(Records excerpted from a collection)

******

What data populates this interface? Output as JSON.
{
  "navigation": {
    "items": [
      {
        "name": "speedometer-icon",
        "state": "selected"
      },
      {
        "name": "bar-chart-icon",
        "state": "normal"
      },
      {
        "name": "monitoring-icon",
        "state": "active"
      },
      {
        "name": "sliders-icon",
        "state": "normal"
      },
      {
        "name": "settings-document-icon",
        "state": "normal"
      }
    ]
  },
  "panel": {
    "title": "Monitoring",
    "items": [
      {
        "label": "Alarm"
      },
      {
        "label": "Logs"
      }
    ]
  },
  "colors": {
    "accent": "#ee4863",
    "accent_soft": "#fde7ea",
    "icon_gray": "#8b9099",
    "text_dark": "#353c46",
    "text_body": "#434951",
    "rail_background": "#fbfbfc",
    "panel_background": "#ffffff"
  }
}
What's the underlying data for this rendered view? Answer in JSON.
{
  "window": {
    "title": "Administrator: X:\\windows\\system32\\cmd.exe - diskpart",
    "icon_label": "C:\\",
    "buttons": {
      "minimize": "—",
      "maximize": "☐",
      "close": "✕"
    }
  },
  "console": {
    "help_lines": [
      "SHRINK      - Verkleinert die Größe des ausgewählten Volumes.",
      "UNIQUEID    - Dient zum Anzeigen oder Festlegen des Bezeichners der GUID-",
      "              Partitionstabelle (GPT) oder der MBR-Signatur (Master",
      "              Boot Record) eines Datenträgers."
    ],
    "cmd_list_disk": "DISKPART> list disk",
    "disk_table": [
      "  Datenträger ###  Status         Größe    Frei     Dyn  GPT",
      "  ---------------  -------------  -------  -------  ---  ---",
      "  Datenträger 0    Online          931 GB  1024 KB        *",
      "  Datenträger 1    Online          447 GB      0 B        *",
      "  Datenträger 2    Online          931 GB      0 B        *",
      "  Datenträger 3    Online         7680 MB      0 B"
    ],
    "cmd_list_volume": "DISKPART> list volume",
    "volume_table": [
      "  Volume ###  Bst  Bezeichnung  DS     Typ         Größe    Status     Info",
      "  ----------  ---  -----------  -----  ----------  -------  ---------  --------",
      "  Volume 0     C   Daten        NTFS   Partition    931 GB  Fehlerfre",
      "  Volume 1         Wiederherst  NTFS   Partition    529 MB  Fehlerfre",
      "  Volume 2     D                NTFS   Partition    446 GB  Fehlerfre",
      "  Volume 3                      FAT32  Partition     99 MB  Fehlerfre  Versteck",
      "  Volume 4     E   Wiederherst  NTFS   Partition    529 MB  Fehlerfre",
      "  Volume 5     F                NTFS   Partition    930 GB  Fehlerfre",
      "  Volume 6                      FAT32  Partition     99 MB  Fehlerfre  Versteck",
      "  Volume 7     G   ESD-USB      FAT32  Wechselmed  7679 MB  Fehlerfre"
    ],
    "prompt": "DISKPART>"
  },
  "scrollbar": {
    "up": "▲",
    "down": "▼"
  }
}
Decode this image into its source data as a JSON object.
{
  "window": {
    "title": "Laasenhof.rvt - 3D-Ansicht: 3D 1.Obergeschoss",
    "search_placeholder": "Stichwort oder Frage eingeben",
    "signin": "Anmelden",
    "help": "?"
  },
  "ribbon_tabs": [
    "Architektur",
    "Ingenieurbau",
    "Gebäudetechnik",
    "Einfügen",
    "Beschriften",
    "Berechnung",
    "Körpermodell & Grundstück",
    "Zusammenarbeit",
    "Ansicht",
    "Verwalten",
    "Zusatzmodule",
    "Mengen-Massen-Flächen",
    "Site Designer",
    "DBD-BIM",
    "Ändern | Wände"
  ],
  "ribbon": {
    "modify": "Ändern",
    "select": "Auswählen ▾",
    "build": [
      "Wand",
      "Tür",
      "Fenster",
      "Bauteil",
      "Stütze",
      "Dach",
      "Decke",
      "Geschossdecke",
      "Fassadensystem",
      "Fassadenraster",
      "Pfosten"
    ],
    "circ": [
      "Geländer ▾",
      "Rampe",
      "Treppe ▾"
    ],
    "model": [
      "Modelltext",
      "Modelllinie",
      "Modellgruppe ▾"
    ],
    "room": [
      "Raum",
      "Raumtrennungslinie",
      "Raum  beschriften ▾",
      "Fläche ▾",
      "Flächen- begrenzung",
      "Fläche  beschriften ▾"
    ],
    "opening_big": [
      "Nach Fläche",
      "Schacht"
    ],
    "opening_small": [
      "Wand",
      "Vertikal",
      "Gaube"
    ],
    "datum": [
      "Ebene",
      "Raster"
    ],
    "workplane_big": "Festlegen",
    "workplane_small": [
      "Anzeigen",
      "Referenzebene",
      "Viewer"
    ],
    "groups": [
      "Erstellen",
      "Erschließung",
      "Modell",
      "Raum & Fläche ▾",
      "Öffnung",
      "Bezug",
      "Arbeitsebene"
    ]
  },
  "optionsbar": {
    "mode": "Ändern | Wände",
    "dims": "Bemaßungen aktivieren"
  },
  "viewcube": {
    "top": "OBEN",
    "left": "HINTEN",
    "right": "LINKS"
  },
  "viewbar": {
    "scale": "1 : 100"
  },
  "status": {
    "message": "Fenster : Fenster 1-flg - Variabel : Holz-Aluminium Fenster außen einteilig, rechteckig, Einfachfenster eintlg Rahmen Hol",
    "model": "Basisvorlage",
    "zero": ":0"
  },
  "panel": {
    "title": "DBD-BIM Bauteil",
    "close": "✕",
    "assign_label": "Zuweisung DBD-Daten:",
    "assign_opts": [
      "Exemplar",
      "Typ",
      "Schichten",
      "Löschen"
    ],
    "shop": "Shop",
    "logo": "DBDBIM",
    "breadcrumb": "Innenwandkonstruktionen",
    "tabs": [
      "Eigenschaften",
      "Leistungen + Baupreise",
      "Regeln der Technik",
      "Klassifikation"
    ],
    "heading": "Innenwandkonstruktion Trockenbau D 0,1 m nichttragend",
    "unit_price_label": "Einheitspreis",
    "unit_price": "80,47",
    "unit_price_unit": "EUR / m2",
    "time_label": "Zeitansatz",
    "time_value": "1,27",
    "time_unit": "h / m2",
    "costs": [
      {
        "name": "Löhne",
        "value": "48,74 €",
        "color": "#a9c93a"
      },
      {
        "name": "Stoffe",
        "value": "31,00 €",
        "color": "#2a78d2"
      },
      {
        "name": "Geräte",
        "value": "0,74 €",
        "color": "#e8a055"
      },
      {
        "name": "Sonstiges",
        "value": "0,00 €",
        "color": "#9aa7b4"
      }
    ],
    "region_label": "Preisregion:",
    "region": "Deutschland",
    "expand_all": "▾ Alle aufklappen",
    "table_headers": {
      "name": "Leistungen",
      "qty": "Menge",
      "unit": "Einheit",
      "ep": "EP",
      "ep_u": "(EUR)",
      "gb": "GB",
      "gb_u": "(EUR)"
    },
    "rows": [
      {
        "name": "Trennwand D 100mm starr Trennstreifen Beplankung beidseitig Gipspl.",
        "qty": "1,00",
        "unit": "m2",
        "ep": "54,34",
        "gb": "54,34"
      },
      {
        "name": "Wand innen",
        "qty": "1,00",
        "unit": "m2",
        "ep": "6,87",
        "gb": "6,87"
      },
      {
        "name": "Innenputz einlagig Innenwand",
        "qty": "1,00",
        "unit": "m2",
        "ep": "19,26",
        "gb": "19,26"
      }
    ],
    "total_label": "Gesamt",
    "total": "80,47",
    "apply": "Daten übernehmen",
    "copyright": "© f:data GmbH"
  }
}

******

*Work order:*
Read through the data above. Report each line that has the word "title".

*Response to the exercise:*
    "title": "Monitoring",
    "title": "Administrator: X:\\windows\\system32\\cmd.exe - diskpart",
    "title": "Laasenhof.rvt - 3D-Ansicht: 3D 1.Obergeschoss",
    "title": "DBD-BIM Bauteil",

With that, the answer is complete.